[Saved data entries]
════════════════════
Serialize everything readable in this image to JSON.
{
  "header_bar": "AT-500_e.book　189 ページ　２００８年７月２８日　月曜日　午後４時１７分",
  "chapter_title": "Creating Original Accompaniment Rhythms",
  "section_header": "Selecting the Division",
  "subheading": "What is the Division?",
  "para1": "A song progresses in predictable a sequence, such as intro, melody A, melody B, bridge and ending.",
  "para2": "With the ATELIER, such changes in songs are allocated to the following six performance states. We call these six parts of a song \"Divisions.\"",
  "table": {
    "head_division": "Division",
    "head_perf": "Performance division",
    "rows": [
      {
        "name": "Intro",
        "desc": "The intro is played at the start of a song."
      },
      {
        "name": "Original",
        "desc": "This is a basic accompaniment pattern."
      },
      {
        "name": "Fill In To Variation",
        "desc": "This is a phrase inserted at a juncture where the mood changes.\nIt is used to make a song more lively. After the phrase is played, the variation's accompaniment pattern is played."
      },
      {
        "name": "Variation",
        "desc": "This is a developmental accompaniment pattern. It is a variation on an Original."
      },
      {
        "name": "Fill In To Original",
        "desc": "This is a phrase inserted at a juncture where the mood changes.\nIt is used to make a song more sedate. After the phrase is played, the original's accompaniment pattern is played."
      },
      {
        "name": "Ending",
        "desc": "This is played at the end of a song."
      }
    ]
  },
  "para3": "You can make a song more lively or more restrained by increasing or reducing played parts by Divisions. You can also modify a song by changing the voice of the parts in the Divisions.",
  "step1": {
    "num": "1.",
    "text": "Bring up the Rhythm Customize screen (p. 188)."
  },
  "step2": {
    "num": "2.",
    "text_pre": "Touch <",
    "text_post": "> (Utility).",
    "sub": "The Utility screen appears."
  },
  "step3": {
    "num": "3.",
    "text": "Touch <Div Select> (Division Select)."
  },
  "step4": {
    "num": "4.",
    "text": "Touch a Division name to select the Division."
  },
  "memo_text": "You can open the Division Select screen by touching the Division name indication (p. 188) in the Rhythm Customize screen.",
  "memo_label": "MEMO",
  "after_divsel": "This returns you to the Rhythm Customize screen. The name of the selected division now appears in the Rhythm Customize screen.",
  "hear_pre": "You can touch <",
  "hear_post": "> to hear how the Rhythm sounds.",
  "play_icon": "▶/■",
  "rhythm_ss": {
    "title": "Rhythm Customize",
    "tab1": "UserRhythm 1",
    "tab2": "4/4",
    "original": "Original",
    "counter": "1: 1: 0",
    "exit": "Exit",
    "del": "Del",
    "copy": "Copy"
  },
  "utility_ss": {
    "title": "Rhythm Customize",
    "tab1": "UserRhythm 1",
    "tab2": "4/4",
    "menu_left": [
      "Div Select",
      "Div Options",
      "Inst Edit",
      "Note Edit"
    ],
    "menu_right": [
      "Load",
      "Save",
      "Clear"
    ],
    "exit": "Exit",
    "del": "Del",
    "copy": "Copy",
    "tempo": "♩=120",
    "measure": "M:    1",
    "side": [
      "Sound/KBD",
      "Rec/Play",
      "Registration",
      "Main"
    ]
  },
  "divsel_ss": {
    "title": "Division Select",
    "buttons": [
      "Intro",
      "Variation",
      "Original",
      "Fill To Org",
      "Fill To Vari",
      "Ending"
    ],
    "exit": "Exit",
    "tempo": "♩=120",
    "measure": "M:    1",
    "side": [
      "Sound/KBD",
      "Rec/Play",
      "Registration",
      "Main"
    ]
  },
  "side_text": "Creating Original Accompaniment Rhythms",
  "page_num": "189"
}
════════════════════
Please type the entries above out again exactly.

Serialize everything readable in this image to JSON.
{
  "header_bar": "AT-500_e.book　189 ページ　２００８年７月２８日　月曜日　午後４時１７分",
  "chapter_title": "Creating Original Accompaniment Rhythms",
  "section_header": "Selecting the Division",
  "subheading": "What is the Division?",
  "para1": "A song progresses in predictable a sequence, such as intro, melody A, melody B, bridge and ending.",
  "para2": "With the ATELIER, such changes in songs are allocated to the following six performance states. We call these six parts of a song \"Divisions.\"",
  "table": {
    "head_division": "Division",
    "head_perf": "Performance division",
    "rows": [
      {
        "name": "Intro",
        "desc": "The intro is played at the start of a song."
      },
      {
        "name": "Original",
        "desc": "This is a basic accompaniment pattern."
      },
      {
        "name": "Fill In To Variation",
        "desc": "This is a phrase inserted at a juncture where the mood changes.\nIt is used to make a song more lively. After the phrase is played, the variation's accompaniment pattern is played."
      },
      {
        "name": "Variation",
        "desc": "This is a developmental accompaniment pattern. It is a variation on an Original."
      },
      {
        "name": "Fill In To Original",
        "desc": "This is a phrase inserted at a juncture where the mood changes.\nIt is used to make a song more sedate. After the phrase is played, the original's accompaniment pattern is played."
      },
      {
        "name": "Ending",
        "desc": "This is played at the end of a song."
      }
    ]
  },
  "para3": "You can make a song more lively or more restrained by increasing or reducing played parts by Divisions. You can also modify a song by changing the voice of the parts in the Divisions.",
  "step1": {
    "num": "1.",
    "text": "Bring up the Rhythm Customize screen (p. 188)."
  },
  "step2": {
    "num": "2.",
    "text_pre": "Touch <",
    "text_post": "> (Utility).",
    "sub": "The Utility screen appears."
  },
  "step3": {
    "num": "3.",
    "text": "Touch <Div Select> (Division Select)."
  },
  "step4": {
    "num": "4.",
    "text": "Touch a Division name to select the Division."
  },
  "memo_text": "You can open the Division Select screen by touching the Division name indication (p. 188) in the Rhythm Customize screen.",
  "memo_label": "MEMO",
  "after_divsel": "This returns you to the Rhythm Customize screen. The name of the selected division now appears in the Rhythm Customize screen.",
  "hear_pre": "You can touch <",
  "hear_post": "> to hear how the Rhythm sounds.",
  "play_icon": "▶/■",
  "rhythm_ss": {
    "title": "Rhythm Customize",
    "tab1": "UserRhythm 1",
    "tab2": "4/4",
    "original": "Original",
    "counter": "1: 1: 0",
    "exit": "Exit",
    "del": "Del",
    "copy": "Copy"
  },
  "utility_ss": {
    "title": "Rhythm Customize",
    "tab1": "UserRhythm 1",
    "tab2": "4/4",
    "menu_left": [
      "Div Select",
      "Div Options",
      "Inst Edit",
      "Note Edit"
    ],
    "menu_right": [
      "Load",
      "Save",
      "Clear"
    ],
    "exit": "Exit",
    "del": "Del",
    "copy": "Copy",
    "tempo": "♩=120",
    "measure": "M:    1",
    "side": [
      "Sound/KBD",
      "Rec/Play",
      "Registration",
      "Main"
    ]
  },
  "divsel_ss": {
    "title": "Division Select",
    "buttons": [
      "Intro",
      "Variation",
      "Original",
      "Fill To Org",
      "Fill To Vari",
      "Ending"
    ],
    "exit": "Exit",
    "tempo": "♩=120",
    "measure": "M:    1",
    "side": [
      "Sound/KBD",
      "Rec/Play",
      "Registration",
      "Main"
    ]
  },
  "side_text": "Creating Original Accompaniment Rhythms",
  "page_num": "189"
}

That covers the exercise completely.